Supplied data

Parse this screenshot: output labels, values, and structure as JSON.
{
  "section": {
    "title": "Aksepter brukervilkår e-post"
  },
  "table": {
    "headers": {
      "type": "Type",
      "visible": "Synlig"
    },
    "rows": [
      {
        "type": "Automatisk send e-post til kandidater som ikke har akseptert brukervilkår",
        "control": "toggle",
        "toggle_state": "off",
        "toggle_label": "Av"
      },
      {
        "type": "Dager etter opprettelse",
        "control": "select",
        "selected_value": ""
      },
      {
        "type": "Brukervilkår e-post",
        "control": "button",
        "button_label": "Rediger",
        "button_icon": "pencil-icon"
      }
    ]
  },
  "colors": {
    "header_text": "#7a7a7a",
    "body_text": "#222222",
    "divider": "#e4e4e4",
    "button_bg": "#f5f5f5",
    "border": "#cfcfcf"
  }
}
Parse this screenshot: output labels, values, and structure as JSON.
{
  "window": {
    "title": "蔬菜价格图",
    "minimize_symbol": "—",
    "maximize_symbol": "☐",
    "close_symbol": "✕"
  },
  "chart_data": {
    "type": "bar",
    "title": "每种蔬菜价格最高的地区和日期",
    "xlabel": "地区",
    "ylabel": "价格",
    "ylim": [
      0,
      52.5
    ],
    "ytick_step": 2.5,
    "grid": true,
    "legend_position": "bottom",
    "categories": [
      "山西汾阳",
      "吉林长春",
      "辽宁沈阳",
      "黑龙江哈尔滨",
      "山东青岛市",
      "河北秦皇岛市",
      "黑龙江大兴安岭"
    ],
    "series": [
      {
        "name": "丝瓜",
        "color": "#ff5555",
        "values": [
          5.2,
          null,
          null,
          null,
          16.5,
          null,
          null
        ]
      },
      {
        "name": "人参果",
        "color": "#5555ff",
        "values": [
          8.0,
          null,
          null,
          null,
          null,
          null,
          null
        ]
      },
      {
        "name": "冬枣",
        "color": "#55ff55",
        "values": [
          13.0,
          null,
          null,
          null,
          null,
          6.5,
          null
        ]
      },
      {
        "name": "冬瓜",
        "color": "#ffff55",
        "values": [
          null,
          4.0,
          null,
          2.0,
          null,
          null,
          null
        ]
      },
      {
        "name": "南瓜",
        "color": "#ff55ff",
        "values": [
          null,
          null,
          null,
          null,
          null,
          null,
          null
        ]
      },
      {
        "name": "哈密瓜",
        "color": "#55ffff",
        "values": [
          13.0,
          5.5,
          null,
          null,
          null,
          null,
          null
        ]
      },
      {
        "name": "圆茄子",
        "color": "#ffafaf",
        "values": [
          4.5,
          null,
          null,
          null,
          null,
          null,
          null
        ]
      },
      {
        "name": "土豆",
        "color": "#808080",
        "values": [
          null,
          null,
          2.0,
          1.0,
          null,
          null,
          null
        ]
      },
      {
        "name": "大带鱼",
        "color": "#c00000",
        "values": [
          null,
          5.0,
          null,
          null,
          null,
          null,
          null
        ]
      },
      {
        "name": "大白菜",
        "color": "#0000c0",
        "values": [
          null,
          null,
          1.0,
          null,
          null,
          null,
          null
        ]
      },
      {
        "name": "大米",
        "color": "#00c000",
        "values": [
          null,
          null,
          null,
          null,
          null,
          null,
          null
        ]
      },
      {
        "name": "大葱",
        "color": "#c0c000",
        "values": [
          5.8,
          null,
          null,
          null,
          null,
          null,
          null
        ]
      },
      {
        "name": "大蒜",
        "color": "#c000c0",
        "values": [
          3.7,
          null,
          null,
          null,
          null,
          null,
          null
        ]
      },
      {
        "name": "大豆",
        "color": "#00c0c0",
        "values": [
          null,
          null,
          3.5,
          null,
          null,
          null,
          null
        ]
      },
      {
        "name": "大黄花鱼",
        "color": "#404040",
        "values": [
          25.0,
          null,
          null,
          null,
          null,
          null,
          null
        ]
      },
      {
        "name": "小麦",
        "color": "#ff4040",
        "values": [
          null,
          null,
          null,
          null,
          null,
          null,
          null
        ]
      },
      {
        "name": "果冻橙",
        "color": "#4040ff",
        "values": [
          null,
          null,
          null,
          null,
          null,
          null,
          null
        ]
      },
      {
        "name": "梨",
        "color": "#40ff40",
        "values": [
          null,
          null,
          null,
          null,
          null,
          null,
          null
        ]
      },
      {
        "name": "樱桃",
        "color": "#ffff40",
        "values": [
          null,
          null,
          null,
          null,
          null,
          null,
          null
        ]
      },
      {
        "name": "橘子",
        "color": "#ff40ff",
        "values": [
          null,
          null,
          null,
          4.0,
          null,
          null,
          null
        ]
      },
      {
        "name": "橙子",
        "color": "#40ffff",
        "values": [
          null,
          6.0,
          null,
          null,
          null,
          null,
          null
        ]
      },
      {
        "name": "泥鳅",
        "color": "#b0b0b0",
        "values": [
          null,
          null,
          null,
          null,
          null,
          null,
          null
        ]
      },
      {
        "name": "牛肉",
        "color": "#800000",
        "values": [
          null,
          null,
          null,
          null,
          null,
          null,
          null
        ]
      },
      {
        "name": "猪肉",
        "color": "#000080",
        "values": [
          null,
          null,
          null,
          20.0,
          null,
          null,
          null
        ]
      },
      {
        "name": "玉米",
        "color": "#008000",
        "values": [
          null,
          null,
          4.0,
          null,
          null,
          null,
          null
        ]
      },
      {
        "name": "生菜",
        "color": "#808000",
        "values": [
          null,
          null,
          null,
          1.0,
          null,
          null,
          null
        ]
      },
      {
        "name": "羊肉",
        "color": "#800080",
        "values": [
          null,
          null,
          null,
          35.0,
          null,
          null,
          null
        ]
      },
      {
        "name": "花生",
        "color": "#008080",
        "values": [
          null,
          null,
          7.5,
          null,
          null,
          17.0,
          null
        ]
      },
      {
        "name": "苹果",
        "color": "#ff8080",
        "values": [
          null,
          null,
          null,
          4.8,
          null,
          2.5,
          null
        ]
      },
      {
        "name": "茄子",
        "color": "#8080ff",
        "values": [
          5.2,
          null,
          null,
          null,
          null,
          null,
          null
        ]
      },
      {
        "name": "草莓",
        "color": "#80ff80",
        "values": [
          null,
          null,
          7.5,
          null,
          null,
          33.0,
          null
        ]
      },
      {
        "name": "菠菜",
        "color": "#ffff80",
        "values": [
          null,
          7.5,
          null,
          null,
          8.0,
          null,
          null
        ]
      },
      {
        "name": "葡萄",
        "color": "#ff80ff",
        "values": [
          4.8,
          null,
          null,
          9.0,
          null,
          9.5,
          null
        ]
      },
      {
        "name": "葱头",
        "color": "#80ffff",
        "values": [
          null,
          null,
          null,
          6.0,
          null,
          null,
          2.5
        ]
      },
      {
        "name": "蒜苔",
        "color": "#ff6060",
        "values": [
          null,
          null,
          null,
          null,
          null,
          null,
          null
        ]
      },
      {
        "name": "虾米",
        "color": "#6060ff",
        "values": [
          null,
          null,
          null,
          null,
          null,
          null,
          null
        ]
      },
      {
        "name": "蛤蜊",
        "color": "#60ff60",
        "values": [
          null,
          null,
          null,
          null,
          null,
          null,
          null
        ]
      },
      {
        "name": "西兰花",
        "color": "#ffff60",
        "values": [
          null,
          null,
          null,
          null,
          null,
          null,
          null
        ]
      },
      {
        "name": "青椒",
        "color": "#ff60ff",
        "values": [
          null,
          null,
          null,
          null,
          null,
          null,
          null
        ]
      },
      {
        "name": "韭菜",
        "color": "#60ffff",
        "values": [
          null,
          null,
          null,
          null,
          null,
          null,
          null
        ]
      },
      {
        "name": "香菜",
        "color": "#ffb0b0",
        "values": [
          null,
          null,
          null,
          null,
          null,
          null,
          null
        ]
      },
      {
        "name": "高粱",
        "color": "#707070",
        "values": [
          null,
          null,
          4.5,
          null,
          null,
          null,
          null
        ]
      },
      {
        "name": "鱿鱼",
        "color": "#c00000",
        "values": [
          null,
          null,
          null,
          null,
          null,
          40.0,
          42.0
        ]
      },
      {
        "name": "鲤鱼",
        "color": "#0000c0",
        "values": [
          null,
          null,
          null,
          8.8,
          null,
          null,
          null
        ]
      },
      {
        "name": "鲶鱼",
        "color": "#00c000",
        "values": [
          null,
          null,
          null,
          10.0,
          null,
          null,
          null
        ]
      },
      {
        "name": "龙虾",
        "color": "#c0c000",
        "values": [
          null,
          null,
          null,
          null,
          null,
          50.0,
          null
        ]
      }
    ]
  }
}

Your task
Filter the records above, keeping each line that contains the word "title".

Exercise response
    "title": "Aksepter brukervilkår e-post"
    "title": "蔬菜价格图",
    "title": "每种蔬菜价格最高的地区和日期",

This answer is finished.